Banks continued to show strong profitability in Q2. The nation’s banks reported aggregate net income of $70.4 billion in the second quarter of this year, their second-highest quarterly earnings ever – behind only the first quarter of 2021. The FDIC’s quarterly report for April-June, released on September 8, found that the nearly 5,000 commercial banks and savings institutions insured by the FDIC experienced nearly an increase of $51.9 billion, or 281 percent, in income over the same period in 2020, during the height of the coronavirus disease 2019 (COVID-19) pandemic.
NY regulators move toward adopting rules governing Commercial Finance Disclosure Law. The New York State Department of Financial Services (NYDFS) published “pre-proposed” rules on disclosure requirements for certain providers of commercial financing transactions. Late last year, then-Governor Andrew Cuomo signed into law legislation that requires consumer-like disclosures for commercial financing transactions of $2.5 million or less. The proposed regulation would give provisions added by the legislation the title Commercial Finance Disclosure Law (CFDL). The law goes into effect on January 1, 2022. But the proposed regulations, titled “Disclosure Requirements for Certain Providers of Commercial Financing Transactions,” are published on the NYDFS website, not in the State Register, meaning that there will be another comment period when the actual proposed rules are published. While it may be premature to start drafting new disclosures since modifications may be made to the draft rules, providers of commercial financing should be prepared to comply with the CFDL at the beginning of the new year. Other notable points about the pre-proposed rules:
- They provide very detailed requirements for the content and formatting of the CFDL-required disclosures, which vary depending on the type of commercial financing being provided and also vary from the recently proposed California rules.
- They did not include model forms that providers of commercial financing can use to ease their compliance burden, although NYDFS could still include those as part of the finalized rule.
- NYDFS has not stated explicitly that the CFDL-disclosure requirements are only triggered when the borrower is principally located in New York.
- There will be a 60-day comment period once a proposed rule is published in the State Register.

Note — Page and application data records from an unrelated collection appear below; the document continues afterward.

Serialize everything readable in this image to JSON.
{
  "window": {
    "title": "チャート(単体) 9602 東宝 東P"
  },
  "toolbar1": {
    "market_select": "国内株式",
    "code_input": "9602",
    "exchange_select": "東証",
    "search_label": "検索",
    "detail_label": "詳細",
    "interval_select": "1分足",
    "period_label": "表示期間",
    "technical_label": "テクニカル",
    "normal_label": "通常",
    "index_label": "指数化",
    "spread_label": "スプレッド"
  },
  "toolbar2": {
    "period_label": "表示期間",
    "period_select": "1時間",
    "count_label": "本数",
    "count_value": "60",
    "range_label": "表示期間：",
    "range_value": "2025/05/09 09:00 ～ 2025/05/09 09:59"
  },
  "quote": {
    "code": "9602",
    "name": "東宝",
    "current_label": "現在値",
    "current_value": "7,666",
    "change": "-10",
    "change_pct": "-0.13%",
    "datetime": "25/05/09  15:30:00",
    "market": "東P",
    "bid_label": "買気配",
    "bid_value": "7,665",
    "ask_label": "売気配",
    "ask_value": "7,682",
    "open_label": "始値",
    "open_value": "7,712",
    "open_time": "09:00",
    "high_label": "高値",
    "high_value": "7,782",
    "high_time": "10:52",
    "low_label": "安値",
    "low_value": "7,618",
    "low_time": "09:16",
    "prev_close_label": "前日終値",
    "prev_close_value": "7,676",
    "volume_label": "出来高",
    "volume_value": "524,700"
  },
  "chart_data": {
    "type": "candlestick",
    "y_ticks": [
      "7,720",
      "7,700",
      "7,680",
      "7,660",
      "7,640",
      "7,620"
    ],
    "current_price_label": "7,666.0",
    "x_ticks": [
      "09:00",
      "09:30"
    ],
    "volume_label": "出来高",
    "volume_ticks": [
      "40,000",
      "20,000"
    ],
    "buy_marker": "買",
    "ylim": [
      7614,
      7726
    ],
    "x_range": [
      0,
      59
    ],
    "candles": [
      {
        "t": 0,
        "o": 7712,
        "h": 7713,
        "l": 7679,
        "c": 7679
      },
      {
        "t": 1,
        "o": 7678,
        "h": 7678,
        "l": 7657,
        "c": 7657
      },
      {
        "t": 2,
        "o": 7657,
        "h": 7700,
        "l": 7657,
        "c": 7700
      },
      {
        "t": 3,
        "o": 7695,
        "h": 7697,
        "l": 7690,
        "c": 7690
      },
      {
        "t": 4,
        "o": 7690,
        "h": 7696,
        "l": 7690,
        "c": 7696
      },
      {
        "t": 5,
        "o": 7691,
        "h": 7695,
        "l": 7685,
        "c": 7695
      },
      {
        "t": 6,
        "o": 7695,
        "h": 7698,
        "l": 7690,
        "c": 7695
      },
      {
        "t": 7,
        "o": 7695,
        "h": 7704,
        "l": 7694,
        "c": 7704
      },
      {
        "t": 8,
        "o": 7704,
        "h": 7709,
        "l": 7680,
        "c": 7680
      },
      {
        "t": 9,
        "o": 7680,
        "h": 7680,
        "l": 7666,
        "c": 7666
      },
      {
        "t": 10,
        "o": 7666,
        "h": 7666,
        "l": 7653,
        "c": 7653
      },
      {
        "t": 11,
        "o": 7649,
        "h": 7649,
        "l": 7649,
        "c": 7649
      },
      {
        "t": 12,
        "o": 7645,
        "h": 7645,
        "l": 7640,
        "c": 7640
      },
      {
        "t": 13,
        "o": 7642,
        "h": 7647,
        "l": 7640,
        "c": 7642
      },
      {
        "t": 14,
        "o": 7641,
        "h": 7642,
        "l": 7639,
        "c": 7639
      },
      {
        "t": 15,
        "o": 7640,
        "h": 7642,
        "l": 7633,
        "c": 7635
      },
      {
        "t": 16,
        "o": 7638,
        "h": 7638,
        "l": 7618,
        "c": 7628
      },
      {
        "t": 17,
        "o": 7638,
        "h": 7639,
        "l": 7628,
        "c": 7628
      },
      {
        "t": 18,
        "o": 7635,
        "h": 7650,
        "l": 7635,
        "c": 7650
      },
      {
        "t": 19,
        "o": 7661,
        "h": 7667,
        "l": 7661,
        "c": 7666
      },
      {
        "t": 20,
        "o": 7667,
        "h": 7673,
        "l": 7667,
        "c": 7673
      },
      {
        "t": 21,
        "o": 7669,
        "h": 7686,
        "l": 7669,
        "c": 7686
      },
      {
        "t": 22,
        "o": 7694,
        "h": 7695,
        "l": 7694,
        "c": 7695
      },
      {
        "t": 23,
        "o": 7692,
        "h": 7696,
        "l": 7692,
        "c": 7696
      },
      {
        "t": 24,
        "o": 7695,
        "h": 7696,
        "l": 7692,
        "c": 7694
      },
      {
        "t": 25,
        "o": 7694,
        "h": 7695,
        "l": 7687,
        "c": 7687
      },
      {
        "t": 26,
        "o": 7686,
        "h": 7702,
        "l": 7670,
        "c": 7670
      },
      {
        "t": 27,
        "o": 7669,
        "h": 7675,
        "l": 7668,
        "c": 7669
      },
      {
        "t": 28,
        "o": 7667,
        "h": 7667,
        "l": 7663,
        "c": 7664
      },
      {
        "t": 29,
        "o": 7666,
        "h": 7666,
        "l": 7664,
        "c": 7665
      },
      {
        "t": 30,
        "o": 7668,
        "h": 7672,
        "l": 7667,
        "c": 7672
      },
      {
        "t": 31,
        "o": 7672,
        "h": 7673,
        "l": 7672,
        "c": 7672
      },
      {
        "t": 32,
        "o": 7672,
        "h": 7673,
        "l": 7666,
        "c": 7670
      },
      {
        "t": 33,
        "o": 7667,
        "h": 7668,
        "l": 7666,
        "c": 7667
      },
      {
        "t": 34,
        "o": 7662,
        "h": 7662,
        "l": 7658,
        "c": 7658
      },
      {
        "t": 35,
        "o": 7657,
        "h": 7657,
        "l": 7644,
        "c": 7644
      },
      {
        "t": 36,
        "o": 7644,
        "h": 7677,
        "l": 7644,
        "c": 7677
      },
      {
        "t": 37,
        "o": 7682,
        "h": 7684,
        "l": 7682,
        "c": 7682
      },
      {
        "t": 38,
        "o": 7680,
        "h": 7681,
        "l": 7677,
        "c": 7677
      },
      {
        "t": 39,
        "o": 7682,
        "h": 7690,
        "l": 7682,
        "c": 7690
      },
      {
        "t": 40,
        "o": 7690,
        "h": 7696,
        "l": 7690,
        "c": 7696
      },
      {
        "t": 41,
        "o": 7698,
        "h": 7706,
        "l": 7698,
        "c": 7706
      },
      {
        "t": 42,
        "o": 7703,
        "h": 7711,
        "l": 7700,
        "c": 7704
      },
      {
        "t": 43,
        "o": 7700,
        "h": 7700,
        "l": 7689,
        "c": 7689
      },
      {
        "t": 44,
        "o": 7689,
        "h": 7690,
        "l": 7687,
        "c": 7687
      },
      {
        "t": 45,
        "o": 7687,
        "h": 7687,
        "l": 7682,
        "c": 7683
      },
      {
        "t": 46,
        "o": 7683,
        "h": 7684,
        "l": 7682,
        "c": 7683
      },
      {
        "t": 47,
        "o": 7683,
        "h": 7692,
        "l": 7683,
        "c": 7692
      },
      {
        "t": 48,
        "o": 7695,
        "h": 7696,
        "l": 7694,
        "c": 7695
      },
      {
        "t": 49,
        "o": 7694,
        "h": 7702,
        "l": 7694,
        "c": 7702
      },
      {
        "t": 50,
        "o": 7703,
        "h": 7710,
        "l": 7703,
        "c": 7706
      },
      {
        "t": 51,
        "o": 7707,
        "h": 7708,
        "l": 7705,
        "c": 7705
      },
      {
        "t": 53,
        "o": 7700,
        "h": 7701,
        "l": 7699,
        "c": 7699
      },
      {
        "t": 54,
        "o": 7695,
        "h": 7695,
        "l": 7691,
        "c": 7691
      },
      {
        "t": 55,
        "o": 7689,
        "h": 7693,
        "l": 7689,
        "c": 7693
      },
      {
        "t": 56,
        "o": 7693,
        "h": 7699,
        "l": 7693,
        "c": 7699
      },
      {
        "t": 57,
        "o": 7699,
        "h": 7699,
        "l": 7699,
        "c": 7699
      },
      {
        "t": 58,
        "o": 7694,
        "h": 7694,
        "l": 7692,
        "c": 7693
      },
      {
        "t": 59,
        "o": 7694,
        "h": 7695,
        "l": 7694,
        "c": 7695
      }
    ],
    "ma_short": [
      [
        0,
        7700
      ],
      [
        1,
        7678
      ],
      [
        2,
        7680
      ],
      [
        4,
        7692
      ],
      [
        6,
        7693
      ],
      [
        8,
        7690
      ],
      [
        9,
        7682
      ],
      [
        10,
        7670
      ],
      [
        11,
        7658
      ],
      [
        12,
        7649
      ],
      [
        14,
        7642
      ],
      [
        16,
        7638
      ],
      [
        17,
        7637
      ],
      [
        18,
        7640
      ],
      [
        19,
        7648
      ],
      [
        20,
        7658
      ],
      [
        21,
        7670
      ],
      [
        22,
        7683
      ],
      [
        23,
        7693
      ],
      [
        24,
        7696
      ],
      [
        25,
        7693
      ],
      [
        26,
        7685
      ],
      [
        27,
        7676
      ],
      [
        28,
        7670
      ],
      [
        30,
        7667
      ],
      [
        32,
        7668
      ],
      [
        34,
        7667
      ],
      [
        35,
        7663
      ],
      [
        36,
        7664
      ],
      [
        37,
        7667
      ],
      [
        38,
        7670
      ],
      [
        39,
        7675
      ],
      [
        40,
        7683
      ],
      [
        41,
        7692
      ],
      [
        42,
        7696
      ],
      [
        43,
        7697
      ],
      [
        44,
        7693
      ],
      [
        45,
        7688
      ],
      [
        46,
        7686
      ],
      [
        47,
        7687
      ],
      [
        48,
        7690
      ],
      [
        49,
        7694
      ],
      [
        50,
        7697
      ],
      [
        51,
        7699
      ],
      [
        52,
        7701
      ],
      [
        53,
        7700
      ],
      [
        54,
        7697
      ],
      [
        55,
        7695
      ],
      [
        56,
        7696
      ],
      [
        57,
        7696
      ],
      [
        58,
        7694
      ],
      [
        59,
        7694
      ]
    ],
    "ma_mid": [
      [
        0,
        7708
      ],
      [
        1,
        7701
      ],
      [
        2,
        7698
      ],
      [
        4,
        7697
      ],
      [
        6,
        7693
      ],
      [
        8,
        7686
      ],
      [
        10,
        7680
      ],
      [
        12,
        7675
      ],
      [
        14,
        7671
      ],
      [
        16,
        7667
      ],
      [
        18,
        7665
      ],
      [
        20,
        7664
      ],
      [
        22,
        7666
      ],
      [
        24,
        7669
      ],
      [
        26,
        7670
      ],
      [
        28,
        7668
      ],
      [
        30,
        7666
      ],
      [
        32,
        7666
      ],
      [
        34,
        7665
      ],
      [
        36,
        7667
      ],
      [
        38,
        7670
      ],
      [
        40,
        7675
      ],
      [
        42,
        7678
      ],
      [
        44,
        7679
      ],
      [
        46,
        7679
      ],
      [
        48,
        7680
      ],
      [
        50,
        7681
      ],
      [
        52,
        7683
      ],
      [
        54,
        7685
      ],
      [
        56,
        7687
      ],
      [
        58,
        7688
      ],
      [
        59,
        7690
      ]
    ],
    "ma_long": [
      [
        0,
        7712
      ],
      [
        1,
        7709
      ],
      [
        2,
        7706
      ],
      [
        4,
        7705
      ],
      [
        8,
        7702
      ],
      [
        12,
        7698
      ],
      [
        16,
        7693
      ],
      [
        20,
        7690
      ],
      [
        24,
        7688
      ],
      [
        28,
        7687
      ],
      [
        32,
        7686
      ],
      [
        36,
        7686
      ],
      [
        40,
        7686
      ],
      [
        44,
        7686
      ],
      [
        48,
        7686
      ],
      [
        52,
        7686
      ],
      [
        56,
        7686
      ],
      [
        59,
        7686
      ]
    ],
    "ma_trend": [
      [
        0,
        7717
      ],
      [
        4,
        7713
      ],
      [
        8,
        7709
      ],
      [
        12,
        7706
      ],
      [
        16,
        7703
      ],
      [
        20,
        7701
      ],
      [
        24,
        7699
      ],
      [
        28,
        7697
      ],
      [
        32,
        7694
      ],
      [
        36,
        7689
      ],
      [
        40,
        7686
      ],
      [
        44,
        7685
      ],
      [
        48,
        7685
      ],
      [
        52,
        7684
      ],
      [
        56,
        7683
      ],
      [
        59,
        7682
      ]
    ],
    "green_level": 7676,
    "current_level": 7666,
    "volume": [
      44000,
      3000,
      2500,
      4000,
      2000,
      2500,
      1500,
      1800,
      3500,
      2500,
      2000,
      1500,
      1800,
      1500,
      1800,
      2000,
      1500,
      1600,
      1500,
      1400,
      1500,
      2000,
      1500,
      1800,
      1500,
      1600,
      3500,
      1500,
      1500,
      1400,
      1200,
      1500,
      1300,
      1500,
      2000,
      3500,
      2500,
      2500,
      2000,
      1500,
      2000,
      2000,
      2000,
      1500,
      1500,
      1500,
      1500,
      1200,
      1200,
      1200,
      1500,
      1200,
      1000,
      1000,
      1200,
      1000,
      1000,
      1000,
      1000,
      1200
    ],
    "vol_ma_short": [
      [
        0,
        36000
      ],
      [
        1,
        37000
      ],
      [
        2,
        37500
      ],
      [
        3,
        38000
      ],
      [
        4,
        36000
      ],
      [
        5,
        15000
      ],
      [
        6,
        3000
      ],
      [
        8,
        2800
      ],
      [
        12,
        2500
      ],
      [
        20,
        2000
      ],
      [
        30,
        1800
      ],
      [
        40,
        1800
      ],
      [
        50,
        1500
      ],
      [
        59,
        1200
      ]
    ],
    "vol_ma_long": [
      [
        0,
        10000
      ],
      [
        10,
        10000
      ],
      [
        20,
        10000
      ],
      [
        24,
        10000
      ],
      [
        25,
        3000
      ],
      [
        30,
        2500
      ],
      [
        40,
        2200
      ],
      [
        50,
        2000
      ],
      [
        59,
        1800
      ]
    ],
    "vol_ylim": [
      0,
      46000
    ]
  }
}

NY governor nominates NYDFS superintendent. New York Governor Kathy Hochul on August 31 announced the nomination of Adrienne Harris as the next superintendent of the Department of Financial Services. Pending approval by the state senate, Harris would become one of the nation’s most high-profile financial regulators, given the concentration of banks and investment firms on Wall Street. Harris, who served as an economic advisor to former President Obama in the White House National Economic Council, would succeed Linda Lacewell, who resigned in August. She is already serving as acting superintendent. In her announcement of the nomination, Hochul praised Harris for “her vast experience in the private sector helping ensure companies of all sizes act as good corporate citizens.” Harris is an advisor to several fintech and property technology (PropTech) companies, according to her bio from the Gerald R. Ford School of Public Policy at the University of Michigan, where she has taught.